● WHAT THIS TASK INVOLVES
Write out each record exactly as given, but do not include the pictures.

AVAILABLE RECORDS Start Marker

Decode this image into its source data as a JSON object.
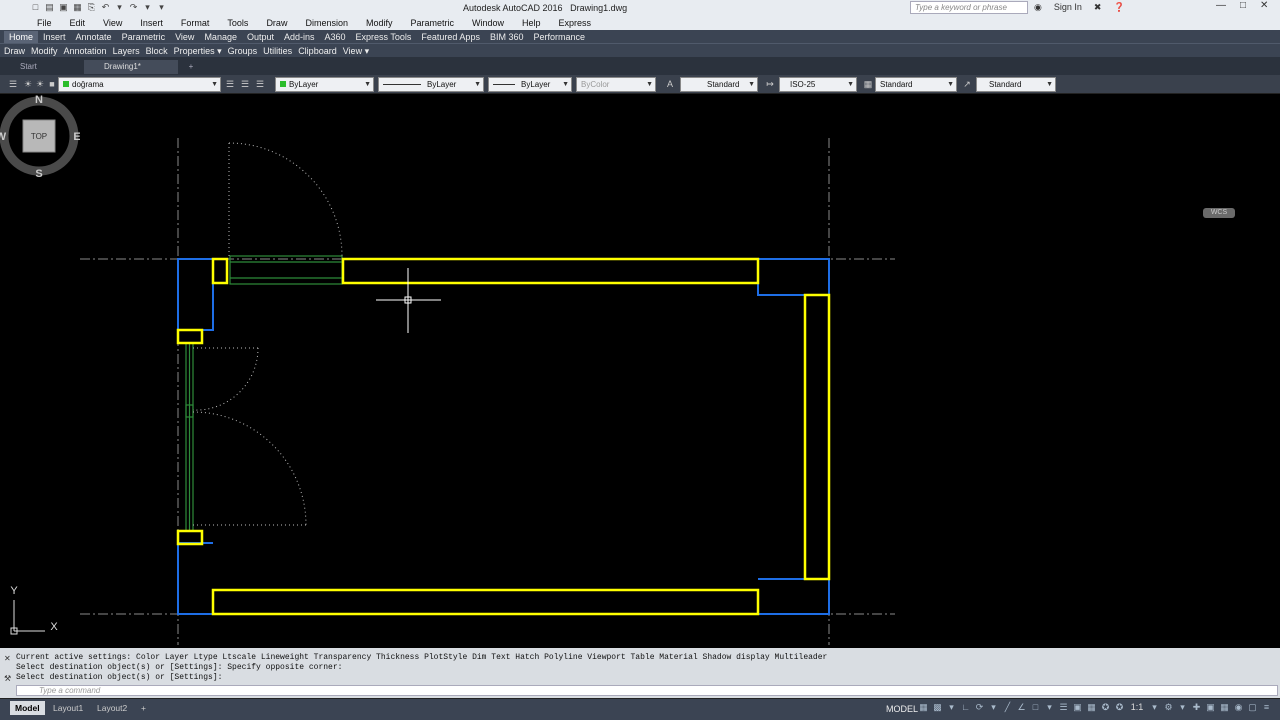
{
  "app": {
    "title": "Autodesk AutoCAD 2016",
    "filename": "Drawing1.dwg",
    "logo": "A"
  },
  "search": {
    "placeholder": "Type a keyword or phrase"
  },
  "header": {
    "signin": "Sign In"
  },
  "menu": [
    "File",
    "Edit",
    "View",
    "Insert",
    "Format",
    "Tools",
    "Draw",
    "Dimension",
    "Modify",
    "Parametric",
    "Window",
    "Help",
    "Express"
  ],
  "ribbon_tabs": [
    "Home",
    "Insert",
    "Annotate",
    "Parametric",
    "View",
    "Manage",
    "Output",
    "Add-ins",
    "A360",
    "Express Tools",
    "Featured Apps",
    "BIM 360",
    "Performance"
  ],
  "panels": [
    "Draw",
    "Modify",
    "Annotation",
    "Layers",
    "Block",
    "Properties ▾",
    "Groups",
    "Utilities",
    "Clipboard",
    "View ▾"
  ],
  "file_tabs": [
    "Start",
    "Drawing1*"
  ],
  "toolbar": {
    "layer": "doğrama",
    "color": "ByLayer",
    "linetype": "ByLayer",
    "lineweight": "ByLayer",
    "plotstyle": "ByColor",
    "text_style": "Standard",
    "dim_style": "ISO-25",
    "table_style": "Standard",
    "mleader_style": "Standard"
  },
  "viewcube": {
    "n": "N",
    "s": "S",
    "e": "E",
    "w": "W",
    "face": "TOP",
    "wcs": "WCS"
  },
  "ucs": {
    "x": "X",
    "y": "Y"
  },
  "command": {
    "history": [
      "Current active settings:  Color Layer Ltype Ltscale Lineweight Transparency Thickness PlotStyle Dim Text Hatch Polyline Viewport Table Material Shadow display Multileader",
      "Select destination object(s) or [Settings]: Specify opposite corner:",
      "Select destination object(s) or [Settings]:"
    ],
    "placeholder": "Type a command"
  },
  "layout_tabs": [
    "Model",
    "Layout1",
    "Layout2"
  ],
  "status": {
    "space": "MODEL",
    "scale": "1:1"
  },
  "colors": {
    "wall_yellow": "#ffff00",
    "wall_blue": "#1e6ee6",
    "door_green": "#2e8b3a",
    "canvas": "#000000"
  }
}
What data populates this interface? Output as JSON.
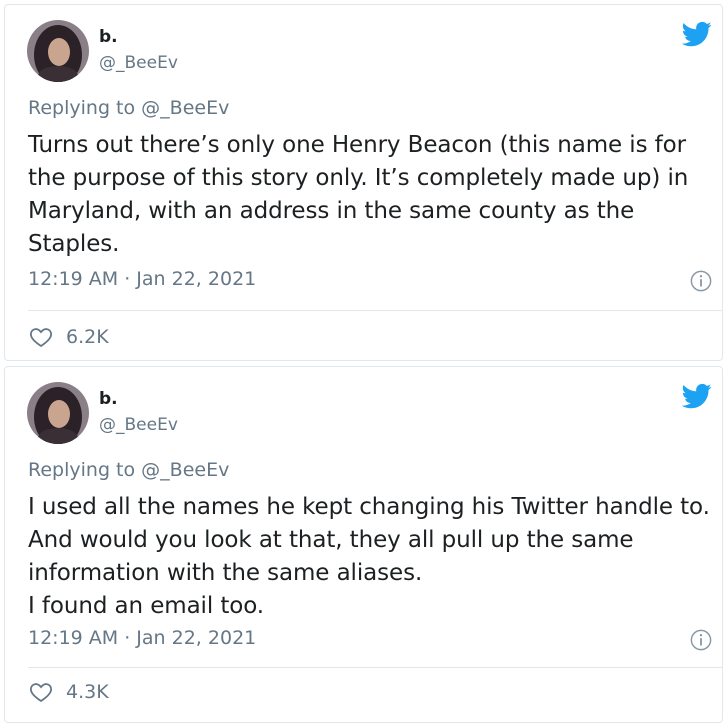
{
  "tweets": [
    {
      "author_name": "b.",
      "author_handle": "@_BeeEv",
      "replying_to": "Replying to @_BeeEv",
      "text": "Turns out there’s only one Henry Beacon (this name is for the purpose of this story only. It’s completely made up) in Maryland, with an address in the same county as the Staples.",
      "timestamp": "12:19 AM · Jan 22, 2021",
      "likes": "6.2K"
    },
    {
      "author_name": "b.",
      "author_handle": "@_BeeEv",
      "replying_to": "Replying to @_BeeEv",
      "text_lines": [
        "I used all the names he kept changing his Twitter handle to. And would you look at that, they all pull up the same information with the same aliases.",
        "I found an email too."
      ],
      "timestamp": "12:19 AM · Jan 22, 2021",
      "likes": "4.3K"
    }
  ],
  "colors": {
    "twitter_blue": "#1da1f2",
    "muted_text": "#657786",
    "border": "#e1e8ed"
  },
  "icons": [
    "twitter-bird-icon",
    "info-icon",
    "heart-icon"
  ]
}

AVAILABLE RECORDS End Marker

● OUTPUT BELOW
Decode this image into its source data as a JSON object.
{
  "app": {
    "title": "Autodesk AutoCAD 2016",
    "filename": "Drawing1.dwg",
    "logo": "A"
  },
  "search": {
    "placeholder": "Type a keyword or phrase"
  },
  "header": {
    "signin": "Sign In"
  },
  "menu": [
    "File",
    "Edit",
    "View",
    "Insert",
    "Format",
    "Tools",
    "Draw",
    "Dimension",
    "Modify",
    "Parametric",
    "Window",
    "Help",
    "Express"
  ],
  "ribbon_tabs": [
    "Home",
    "Insert",
    "Annotate",
    "Parametric",
    "View",
    "Manage",
    "Output",
    "Add-ins",
    "A360",
    "Express Tools",
    "Featured Apps",
    "BIM 360",
    "Performance"
  ],
  "panels": [
    "Draw",
    "Modify",
    "Annotation",
    "Layers",
    "Block",
    "Properties ▾",
    "Groups",
    "Utilities",
    "Clipboard",
    "View ▾"
  ],
  "file_tabs": [
    "Start",
    "Drawing1*"
  ],
  "toolbar": {
    "layer": "doğrama",
    "color": "ByLayer",
    "linetype": "ByLayer",
    "lineweight": "ByLayer",
    "plotstyle": "ByColor",
    "text_style": "Standard",
    "dim_style": "ISO-25",
    "table_style": "Standard",
    "mleader_style": "Standard"
  },
  "viewcube": {
    "n": "N",
    "s": "S",
    "e": "E",
    "w": "W",
    "face": "TOP",
    "wcs": "WCS"
  },
  "ucs": {
    "x": "X",
    "y": "Y"
  },
  "command": {
    "history": [
      "Current active settings:  Color Layer Ltype Ltscale Lineweight Transparency Thickness PlotStyle Dim Text Hatch Polyline Viewport Table Material Shadow display Multileader",
      "Select destination object(s) or [Settings]: Specify opposite corner:",
      "Select destination object(s) or [Settings]:"
    ],
    "placeholder": "Type a command"
  },
  "layout_tabs": [
    "Model",
    "Layout1",
    "Layout2"
  ],
  "status": {
    "space": "MODEL",
    "scale": "1:1"
  },
  "colors": {
    "wall_yellow": "#ffff00",
    "wall_blue": "#1e6ee6",
    "door_green": "#2e8b3a",
    "canvas": "#000000"
  }
}
What data populates this interface? Output as JSON.
{
  "tweets": [
    {
      "author_name": "b.",
      "author_handle": "@_BeeEv",
      "replying_to": "Replying to @_BeeEv",
      "text": "Turns out there’s only one Henry Beacon (this name is for the purpose of this story only. It’s completely made up) in Maryland, with an address in the same county as the Staples.",
      "timestamp": "12:19 AM · Jan 22, 2021",
      "likes": "6.2K"
    },
    {
      "author_name": "b.",
      "author_handle": "@_BeeEv",
      "replying_to": "Replying to @_BeeEv",
      "text_lines": [
        "I used all the names he kept changing his Twitter handle to. And would you look at that, they all pull up the same information with the same aliases.",
        "I found an email too."
      ],
      "timestamp": "12:19 AM · Jan 22, 2021",
      "likes": "4.3K"
    }
  ],
  "colors": {
    "twitter_blue": "#1da1f2",
    "muted_text": "#657786",
    "border": "#e1e8ed"
  },
  "icons": [
    "twitter-bird-icon",
    "info-icon",
    "heart-icon"
  ]
}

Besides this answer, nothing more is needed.